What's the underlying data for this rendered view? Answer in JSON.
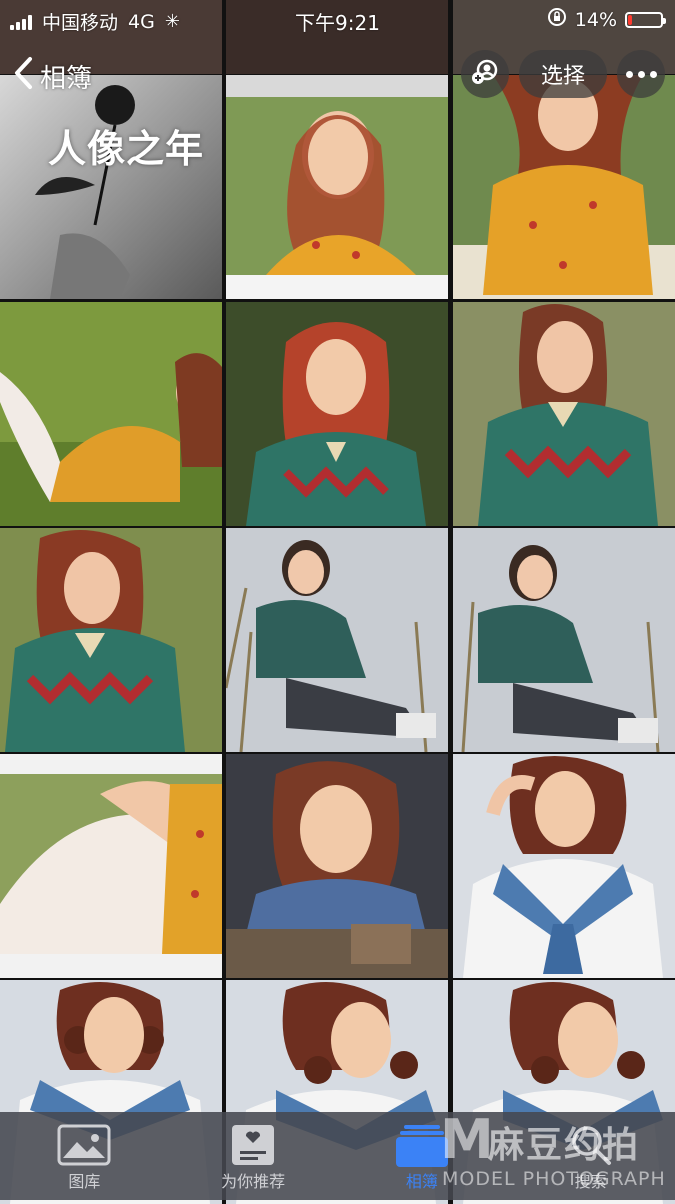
{
  "status_bar": {
    "carrier": "中国移动",
    "network": "4G",
    "time": "下午9:21",
    "battery_percent": "14%",
    "battery_level": 0.14,
    "battery_color": "#ff3b30"
  },
  "nav": {
    "back_label": "相簿",
    "album_title": "人像之年",
    "select_label": "选择"
  },
  "photos": [
    {
      "id": "p1",
      "description": "black-white rose in hand"
    },
    {
      "id": "p2",
      "description": "red-haired girl in yellow dress waving"
    },
    {
      "id": "p3",
      "description": "girl in yellow dress sitting on blanket"
    },
    {
      "id": "p4",
      "description": "girl in yellow dress lying in grass"
    },
    {
      "id": "p5",
      "description": "red-haired girl in argyle top posing"
    },
    {
      "id": "p6",
      "description": "girl with braids in argyle top"
    },
    {
      "id": "p7",
      "description": "girl with braids in argyle top close"
    },
    {
      "id": "p8",
      "description": "girl in green sweater sitting in reeds"
    },
    {
      "id": "p9",
      "description": "girl in green sweater sitting in reeds"
    },
    {
      "id": "p10",
      "description": "legs in white lace stockings"
    },
    {
      "id": "p11",
      "description": "girl leaning on wooden crate"
    },
    {
      "id": "p12",
      "description": "girl in sailor uniform hand on head"
    },
    {
      "id": "p13",
      "description": "girl in sailor uniform portrait"
    },
    {
      "id": "p14",
      "description": "girl in sailor uniform portrait"
    },
    {
      "id": "p15",
      "description": "girl in sailor uniform portrait"
    }
  ],
  "tab_bar": {
    "tabs": [
      {
        "label": "图库",
        "icon": "photo-library-icon",
        "active": false
      },
      {
        "label": "为你推荐",
        "icon": "for-you-icon",
        "active": false
      },
      {
        "label": "相簿",
        "icon": "albums-icon",
        "active": true
      },
      {
        "label": "搜索",
        "icon": "search-icon",
        "active": false
      }
    ],
    "active_color": "#3b82f6"
  },
  "watermark": {
    "brand_cn": "麻豆约拍",
    "brand_en": "MODEL PHOTOGRAPH"
  }
}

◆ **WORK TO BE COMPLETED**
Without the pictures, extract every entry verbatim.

◆ **REPLY TO THE TASK**
What's the underlying data for this rendered view? Answer in JSON.
{
  "status_bar": {
    "carrier": "中国移动",
    "network": "4G",
    "time": "下午9:21",
    "battery_percent": "14%",
    "battery_level": 0.14,
    "battery_color": "#ff3b30"
  },
  "nav": {
    "back_label": "相簿",
    "album_title": "人像之年",
    "select_label": "选择"
  },
  "photos": [
    {
      "id": "p1",
      "description": "black-white rose in hand"
    },
    {
      "id": "p2",
      "description": "red-haired girl in yellow dress waving"
    },
    {
      "id": "p3",
      "description": "girl in yellow dress sitting on blanket"
    },
    {
      "id": "p4",
      "description": "girl in yellow dress lying in grass"
    },
    {
      "id": "p5",
      "description": "red-haired girl in argyle top posing"
    },
    {
      "id": "p6",
      "description": "girl with braids in argyle top"
    },
    {
      "id": "p7",
      "description": "girl with braids in argyle top close"
    },
    {
      "id": "p8",
      "description": "girl in green sweater sitting in reeds"
    },
    {
      "id": "p9",
      "description": "girl in green sweater sitting in reeds"
    },
    {
      "id": "p10",
      "description": "legs in white lace stockings"
    },
    {
      "id": "p11",
      "description": "girl leaning on wooden crate"
    },
    {
      "id": "p12",
      "description": "girl in sailor uniform hand on head"
    },
    {
      "id": "p13",
      "description": "girl in sailor uniform portrait"
    },
    {
      "id": "p14",
      "description": "girl in sailor uniform portrait"
    },
    {
      "id": "p15",
      "description": "girl in sailor uniform portrait"
    }
  ],
  "tab_bar": {
    "tabs": [
      {
        "label": "图库",
        "icon": "photo-library-icon",
        "active": false
      },
      {
        "label": "为你推荐",
        "icon": "for-you-icon",
        "active": false
      },
      {
        "label": "相簿",
        "icon": "albums-icon",
        "active": true
      },
      {
        "label": "搜索",
        "icon": "search-icon",
        "active": false
      }
    ],
    "active_color": "#3b82f6"
  },
  "watermark": {
    "brand_cn": "麻豆约拍",
    "brand_en": "MODEL PHOTOGRAPH"
  }
}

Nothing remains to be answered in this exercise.